> **Prompt**
If a line in the records below contains "name", copy that line.

> **Supplied records**
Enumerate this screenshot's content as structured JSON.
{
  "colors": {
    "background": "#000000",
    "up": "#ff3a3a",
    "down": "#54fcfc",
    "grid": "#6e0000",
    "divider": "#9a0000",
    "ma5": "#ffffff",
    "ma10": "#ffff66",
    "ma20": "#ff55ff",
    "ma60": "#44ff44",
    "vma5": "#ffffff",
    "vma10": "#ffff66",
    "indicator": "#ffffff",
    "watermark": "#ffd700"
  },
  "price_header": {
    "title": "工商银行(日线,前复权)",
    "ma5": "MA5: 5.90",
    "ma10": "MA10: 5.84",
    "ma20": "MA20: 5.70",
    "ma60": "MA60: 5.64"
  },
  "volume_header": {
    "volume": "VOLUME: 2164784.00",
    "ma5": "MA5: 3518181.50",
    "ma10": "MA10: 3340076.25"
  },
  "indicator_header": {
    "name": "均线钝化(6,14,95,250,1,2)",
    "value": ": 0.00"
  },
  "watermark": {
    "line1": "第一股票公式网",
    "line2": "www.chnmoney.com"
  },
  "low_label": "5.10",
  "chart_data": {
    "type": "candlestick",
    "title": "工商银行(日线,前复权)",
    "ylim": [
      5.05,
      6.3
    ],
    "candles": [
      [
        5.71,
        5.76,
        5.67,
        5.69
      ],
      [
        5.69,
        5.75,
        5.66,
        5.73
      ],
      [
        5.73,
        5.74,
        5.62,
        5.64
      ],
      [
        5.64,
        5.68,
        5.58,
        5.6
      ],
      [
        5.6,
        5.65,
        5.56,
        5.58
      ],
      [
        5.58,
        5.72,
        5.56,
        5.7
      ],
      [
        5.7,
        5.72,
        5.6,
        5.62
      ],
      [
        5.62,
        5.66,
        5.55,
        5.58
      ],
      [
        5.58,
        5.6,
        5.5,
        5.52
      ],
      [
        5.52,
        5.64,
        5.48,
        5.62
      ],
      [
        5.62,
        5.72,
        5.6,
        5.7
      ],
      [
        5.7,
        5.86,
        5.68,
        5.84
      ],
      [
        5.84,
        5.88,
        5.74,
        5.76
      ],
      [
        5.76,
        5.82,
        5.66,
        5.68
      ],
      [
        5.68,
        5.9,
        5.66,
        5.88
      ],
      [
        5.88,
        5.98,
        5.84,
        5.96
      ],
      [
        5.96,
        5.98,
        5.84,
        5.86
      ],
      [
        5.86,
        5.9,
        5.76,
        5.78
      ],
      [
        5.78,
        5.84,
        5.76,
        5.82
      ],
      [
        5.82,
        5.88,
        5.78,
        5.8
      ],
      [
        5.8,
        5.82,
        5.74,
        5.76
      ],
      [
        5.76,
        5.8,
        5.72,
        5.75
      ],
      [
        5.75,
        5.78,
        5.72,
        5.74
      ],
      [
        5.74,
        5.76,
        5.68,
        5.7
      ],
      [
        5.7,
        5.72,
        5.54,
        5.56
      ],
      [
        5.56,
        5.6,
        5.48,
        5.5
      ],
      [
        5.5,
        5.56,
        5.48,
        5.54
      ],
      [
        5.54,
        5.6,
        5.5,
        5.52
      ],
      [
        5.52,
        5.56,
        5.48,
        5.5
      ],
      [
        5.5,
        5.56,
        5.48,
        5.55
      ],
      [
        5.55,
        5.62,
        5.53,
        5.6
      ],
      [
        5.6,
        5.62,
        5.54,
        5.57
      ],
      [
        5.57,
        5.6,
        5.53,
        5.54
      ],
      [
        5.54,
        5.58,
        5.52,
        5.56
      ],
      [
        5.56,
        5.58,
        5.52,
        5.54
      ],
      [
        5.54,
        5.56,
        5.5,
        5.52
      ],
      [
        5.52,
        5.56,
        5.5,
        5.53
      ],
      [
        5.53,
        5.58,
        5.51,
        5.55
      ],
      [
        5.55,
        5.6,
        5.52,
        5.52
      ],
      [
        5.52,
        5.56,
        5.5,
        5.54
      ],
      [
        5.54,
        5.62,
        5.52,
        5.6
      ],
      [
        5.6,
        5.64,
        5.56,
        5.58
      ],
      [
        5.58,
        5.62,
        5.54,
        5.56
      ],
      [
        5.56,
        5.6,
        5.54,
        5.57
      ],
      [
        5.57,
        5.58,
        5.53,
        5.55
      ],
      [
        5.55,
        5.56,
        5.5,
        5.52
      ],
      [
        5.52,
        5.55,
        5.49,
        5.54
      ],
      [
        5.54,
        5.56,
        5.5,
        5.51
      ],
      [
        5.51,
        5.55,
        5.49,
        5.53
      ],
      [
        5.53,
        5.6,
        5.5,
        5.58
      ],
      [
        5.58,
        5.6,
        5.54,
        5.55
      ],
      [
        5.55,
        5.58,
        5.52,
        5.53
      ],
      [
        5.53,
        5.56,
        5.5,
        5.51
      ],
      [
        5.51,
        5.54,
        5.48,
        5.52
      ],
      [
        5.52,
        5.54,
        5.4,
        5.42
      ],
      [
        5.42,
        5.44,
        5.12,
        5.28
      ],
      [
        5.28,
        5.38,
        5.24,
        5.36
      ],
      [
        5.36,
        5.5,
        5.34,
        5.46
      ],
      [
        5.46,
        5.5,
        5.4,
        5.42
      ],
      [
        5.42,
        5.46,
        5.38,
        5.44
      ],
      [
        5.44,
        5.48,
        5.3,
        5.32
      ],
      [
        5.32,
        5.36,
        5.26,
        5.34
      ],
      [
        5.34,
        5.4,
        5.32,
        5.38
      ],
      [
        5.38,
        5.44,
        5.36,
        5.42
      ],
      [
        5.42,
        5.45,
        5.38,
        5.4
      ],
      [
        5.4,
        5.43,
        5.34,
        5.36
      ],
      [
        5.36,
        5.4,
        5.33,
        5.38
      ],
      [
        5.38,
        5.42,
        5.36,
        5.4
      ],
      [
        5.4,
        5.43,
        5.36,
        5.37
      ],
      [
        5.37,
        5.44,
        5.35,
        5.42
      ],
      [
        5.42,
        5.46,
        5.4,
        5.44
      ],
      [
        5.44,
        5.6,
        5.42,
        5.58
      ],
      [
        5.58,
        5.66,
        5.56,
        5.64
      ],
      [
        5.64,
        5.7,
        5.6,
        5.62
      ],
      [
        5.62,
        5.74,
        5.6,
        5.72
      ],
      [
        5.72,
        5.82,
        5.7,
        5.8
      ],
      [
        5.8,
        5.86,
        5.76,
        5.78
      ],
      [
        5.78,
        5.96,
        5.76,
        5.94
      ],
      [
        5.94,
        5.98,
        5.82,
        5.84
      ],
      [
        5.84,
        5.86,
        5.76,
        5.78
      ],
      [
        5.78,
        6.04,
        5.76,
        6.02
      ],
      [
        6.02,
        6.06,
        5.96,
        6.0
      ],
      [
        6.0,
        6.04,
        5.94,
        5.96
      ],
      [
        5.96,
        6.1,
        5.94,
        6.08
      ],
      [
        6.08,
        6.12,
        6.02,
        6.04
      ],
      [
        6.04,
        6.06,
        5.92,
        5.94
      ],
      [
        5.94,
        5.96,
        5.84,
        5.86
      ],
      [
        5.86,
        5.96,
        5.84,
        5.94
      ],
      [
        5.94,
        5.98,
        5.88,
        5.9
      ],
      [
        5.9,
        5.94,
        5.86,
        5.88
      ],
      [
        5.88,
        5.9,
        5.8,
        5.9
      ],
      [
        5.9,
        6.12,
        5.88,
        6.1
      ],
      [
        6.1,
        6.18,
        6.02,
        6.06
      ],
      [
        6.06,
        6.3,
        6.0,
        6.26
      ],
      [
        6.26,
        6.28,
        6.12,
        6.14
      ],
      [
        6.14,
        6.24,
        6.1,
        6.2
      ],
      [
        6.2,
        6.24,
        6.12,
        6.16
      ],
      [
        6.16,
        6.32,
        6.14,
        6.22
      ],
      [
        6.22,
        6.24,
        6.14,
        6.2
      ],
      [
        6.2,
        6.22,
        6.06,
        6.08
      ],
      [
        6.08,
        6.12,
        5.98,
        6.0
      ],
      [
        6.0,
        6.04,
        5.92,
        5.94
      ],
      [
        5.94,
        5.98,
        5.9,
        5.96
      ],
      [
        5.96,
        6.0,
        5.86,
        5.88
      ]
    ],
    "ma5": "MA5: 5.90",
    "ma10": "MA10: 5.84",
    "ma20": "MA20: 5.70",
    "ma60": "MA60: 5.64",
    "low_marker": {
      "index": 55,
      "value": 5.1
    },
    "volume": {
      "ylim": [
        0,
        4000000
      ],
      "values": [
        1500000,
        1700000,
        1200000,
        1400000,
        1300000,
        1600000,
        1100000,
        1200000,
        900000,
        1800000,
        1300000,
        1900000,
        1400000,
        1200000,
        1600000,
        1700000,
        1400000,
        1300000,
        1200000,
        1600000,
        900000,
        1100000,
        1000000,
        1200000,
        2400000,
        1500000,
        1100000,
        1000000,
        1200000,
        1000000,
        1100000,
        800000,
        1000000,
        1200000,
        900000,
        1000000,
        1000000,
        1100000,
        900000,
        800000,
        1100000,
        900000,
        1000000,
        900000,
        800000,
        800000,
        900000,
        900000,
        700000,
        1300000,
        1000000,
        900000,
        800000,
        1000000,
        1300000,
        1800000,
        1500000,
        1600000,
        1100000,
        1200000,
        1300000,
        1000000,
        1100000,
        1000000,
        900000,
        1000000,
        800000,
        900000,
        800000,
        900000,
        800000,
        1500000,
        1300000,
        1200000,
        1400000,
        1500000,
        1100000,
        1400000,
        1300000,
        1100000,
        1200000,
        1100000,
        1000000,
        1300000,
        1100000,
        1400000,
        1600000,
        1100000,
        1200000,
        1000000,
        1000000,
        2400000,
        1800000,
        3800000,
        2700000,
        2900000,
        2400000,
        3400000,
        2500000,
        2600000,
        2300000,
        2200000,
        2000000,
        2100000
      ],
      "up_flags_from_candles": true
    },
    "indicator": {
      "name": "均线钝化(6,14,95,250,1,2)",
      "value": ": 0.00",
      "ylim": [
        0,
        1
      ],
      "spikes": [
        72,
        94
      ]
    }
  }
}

> **Problem solution**
    "name": "均线钝化(6,14,95,250,1,2)",
      "name": "均线钝化(6,14,95,250,1,2)",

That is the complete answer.